    Check out pmj’s comment No. 137 for some actual insights. Also review http://www.powerlineblog.com‘s insights on allegations of a “slow response” by government.

  • jeanne

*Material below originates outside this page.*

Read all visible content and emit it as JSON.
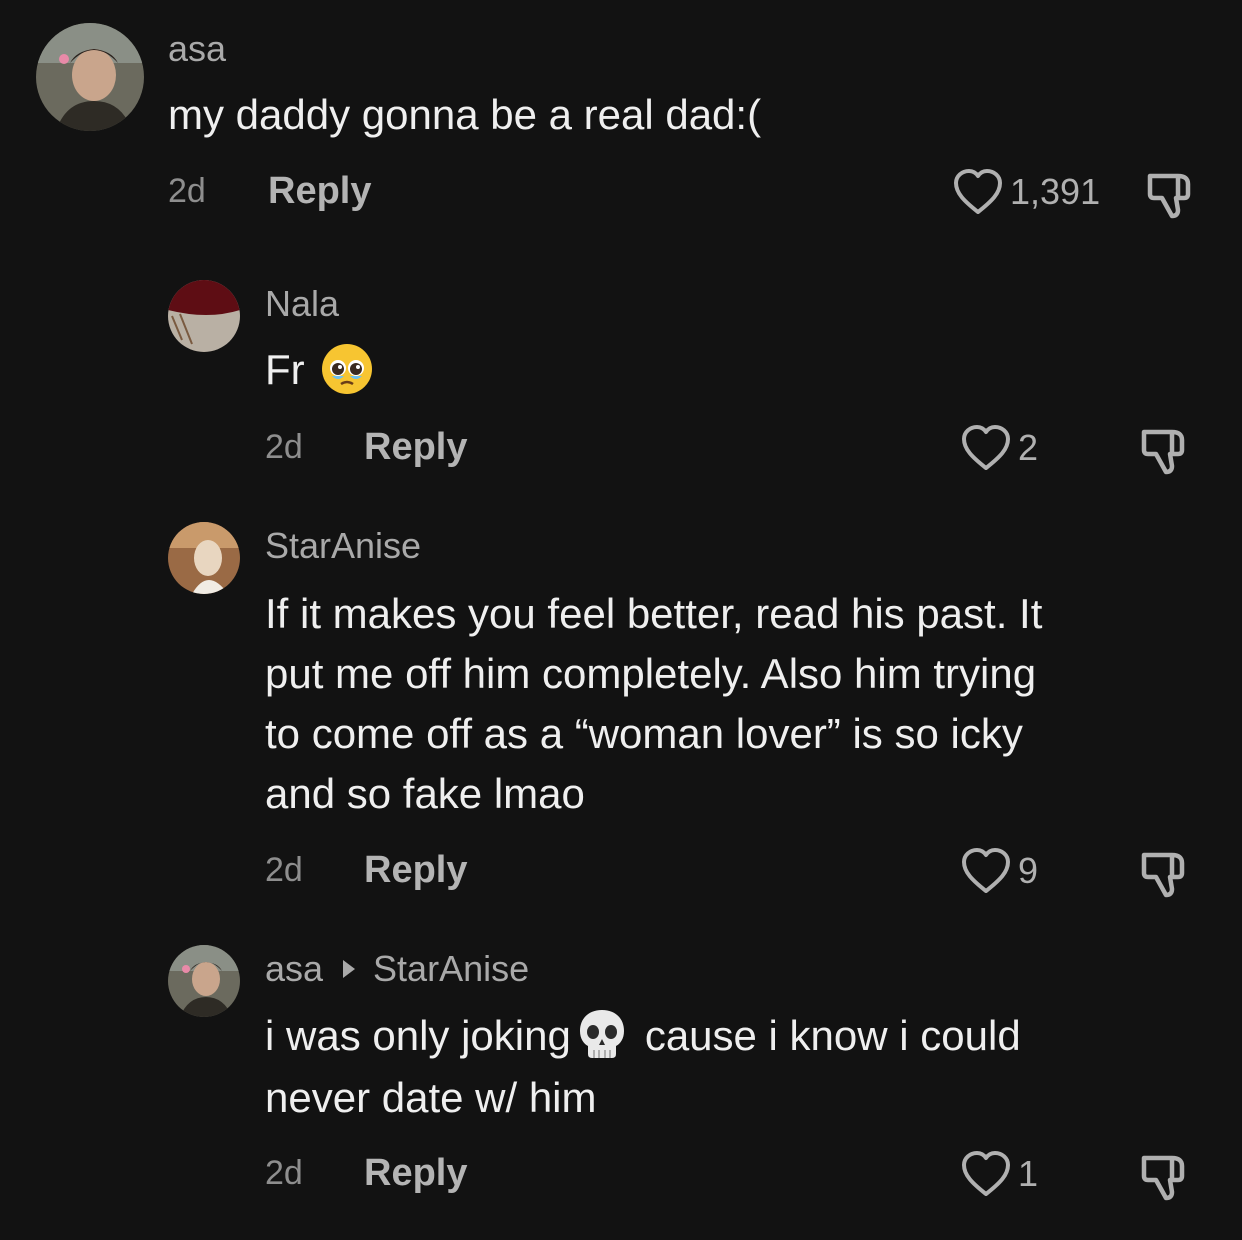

    I think we need much more expert information on what has happened and is happening. And, the only way to judge the response of government, and the private sector for that matter, is to become knowledgeable on how other related disasters have been handled. It does seem that the response all the way around has been and continues to be slow…waiting for oil to wash up on shores, rather than working through strategies for preventing it. There are no doubt innovative technologies that we should be testing. This spill should be a breakthrough moment when we identify and develop better ways to stop a leak, not to mention prevent it. We need also to focus on the safety provisions BP failed to employ having been given a pass by a cozy federal agency. This is no time for empty rhetoric, or waiting for the worst. We should be calling for strict adherence to safety provisions before any leases are granted. We should be researching best practice environmental crises management techniques. We need to put the thousands of volunteers ready address this crises work gathering the information we need to judge, and challenge information and lame response strategies at all levels. Then, of course, we need to put greater pressure on the energy industry to develop new energy sources. Louisiana once developed innovative technologies to further its economic development, especially during our agricultural era. Now we should be looking to foster our economic future based on innovation in new forms of energy, exploration, production and use. For the good of our state, and our Earth.